Principal Investigator

Dr. Girija Parthasarathy

Honeywell International, Inc.

Phone: 763-954-6554

Fax: 763-954-5489

Program Manager

Energy and Water

SERDP and ESTCP

Document Types
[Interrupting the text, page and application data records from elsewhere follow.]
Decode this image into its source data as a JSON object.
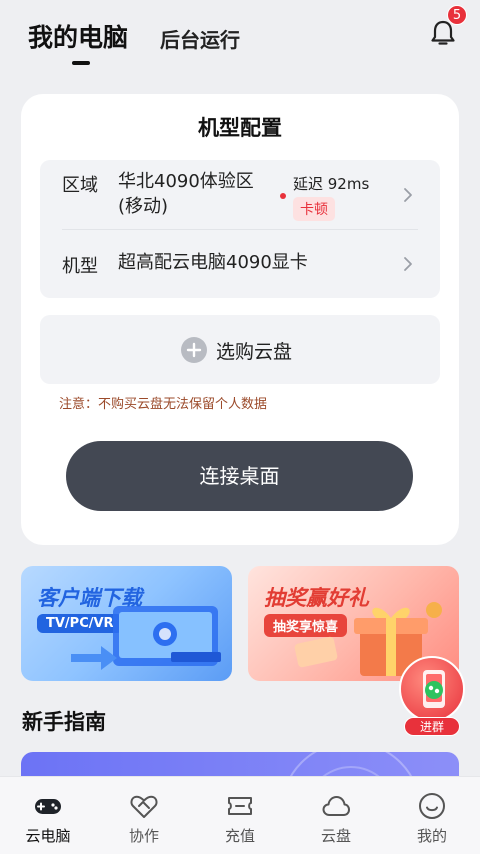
{
  "header": {
    "tabs": [
      {
        "label": "我的电脑",
        "active": true
      },
      {
        "label": "后台运行",
        "active": false
      }
    ],
    "notification_count": "5",
    "notification_icon": "bell-icon"
  },
  "config": {
    "title": "机型配置",
    "region": {
      "label": "区域",
      "value_line1": "华北4090体验区",
      "value_line2": "(移动)",
      "latency": "延迟 92ms",
      "status_tag": "卡顿"
    },
    "model": {
      "label": "机型",
      "value": "超高配云电脑4090显卡"
    },
    "buy_disk_label": "选购云盘",
    "notice": "注意：不购买云盘无法保留个人数据",
    "connect_label": "连接桌面"
  },
  "banners": [
    {
      "title": "客户端下载",
      "tag": "TV/PC/VR"
    },
    {
      "title": "抽奖赢好礼",
      "tag": "抽奖享惊喜"
    }
  ],
  "float_button": {
    "label": "进群"
  },
  "guide": {
    "title": "新手指南"
  },
  "nav": [
    {
      "label": "云电脑",
      "icon": "gamepad-icon",
      "active": true
    },
    {
      "label": "协作",
      "icon": "handshake-icon",
      "active": false
    },
    {
      "label": "充值",
      "icon": "ticket-icon",
      "active": false
    },
    {
      "label": "云盘",
      "icon": "cloud-icon",
      "active": false
    },
    {
      "label": "我的",
      "icon": "smile-icon",
      "active": false
    }
  ],
  "colors": {
    "accent_red": "#e8313b",
    "button_dark": "#434853",
    "background": "#eeeff2"
  }
}
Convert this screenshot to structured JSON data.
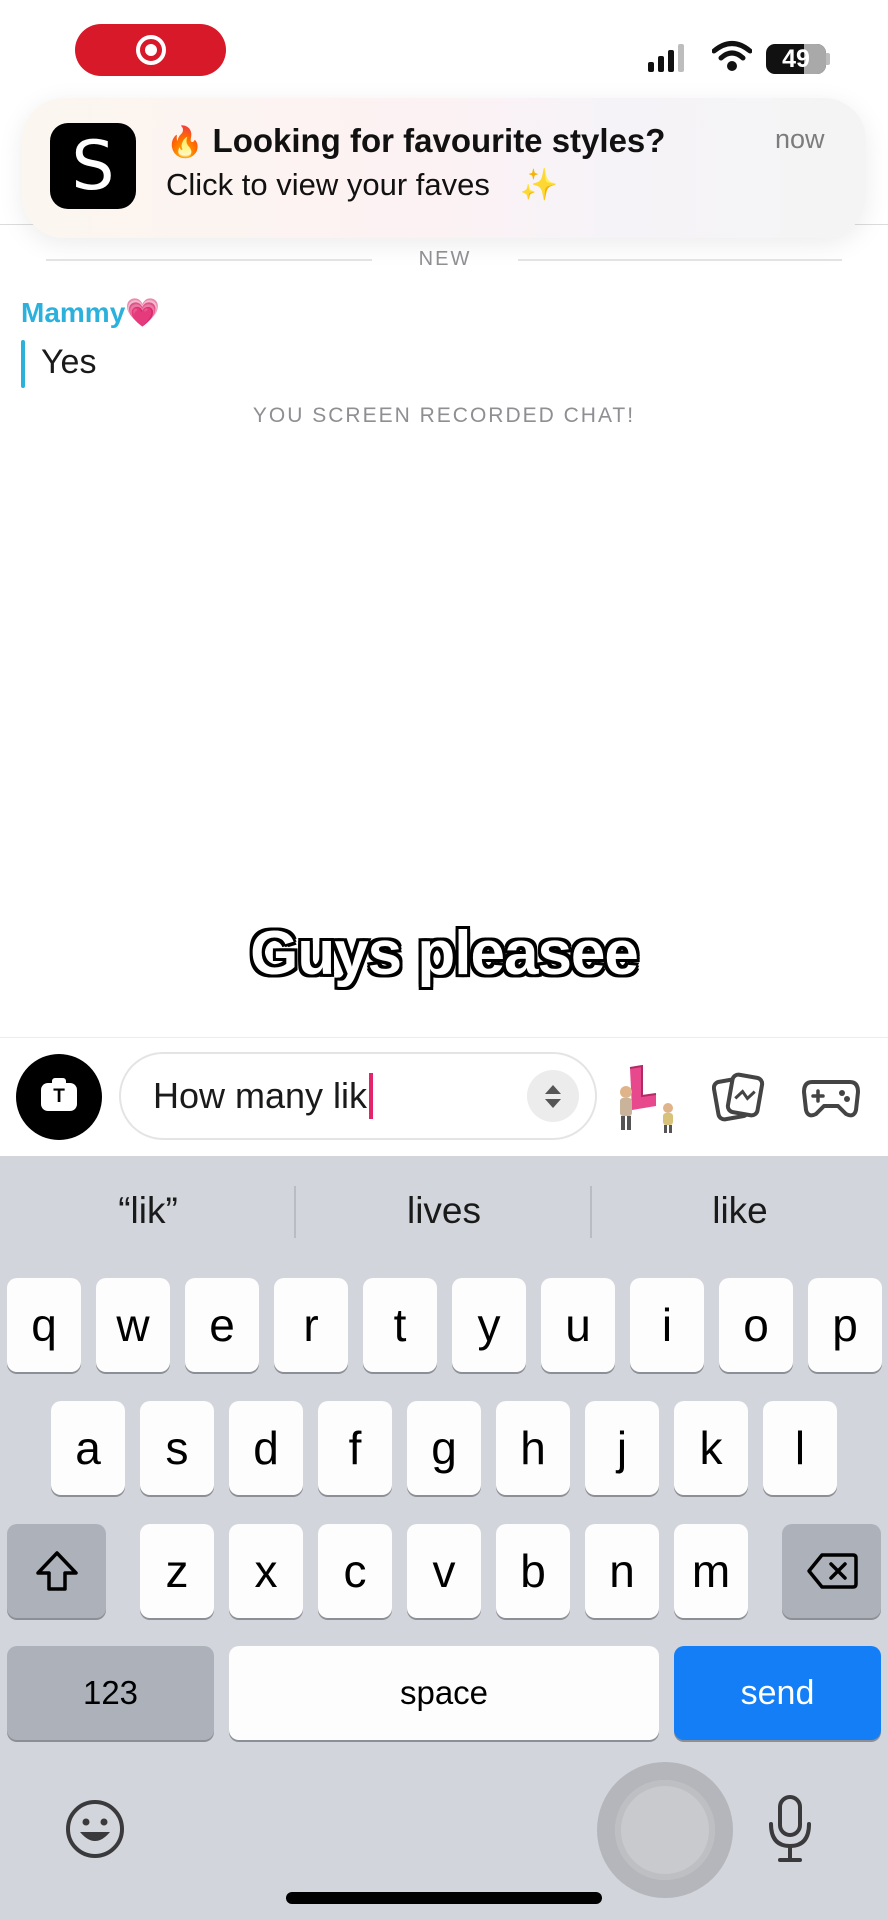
{
  "status_bar": {
    "battery": "49"
  },
  "notification": {
    "app_letter": "S",
    "emoji": "🔥",
    "title": "Looking for favourite styles?",
    "body": "Click to view your faves",
    "sparkle": "✨",
    "time": "now"
  },
  "chat": {
    "divider_label": "NEW",
    "sender": "Mammy",
    "sender_emoji": "💗",
    "message": "Yes",
    "system_notice": "YOU SCREEN RECORDED CHAT!"
  },
  "overlay_caption": "Guys pleasee",
  "composer": {
    "camera_glyph": "T",
    "text": "How many lik"
  },
  "keyboard": {
    "suggestions": [
      "“lik”",
      "lives",
      "like"
    ],
    "row1": [
      "q",
      "w",
      "e",
      "r",
      "t",
      "y",
      "u",
      "i",
      "o",
      "p"
    ],
    "row2": [
      "a",
      "s",
      "d",
      "f",
      "g",
      "h",
      "j",
      "k",
      "l"
    ],
    "row3": [
      "z",
      "x",
      "c",
      "v",
      "b",
      "n",
      "m"
    ],
    "numbers_label": "123",
    "space_label": "space",
    "send_label": "send"
  },
  "colors": {
    "accent_blue": "#137ef6",
    "sender_color": "#2cb1dd",
    "caret": "#e4236b",
    "record_pill": "#d7192a"
  },
  "icons": [
    "record-icon",
    "signal-icon",
    "wifi-icon",
    "battery-icon",
    "camera-icon",
    "stepper-icon",
    "bitmoji-icon",
    "sticker-icon",
    "game-controller-icon",
    "shift-icon",
    "backspace-icon",
    "emoji-icon",
    "microphone-icon"
  ]
}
  • Project Overview - Brief project summary with links to related documents and points of contact.
  • Final Report - Comprehensive report for every completed SERDP and ESTCP project that contains all technical results.
  • Cost & Performance Report - Overview of ESTCP demonstration activities, results, and conclusions, standardized to facilitate implementation decisions.
  • Technical Report - Additional interim reports, laboratory reports, demonstration reports, and technology survey reports.
  • Guidance - Instructional information on technical topics such as protocols and user’s guides.
  • Workshop Report - Summary of workshop discussion and findings.
  • Multimedia - On demand videos, animations, and webcasts highlighting featured initiatives or technologies.
  • Model/Software - Computer programs and applications available for download.
  • Database - Digitally organized collection of data available to search and access.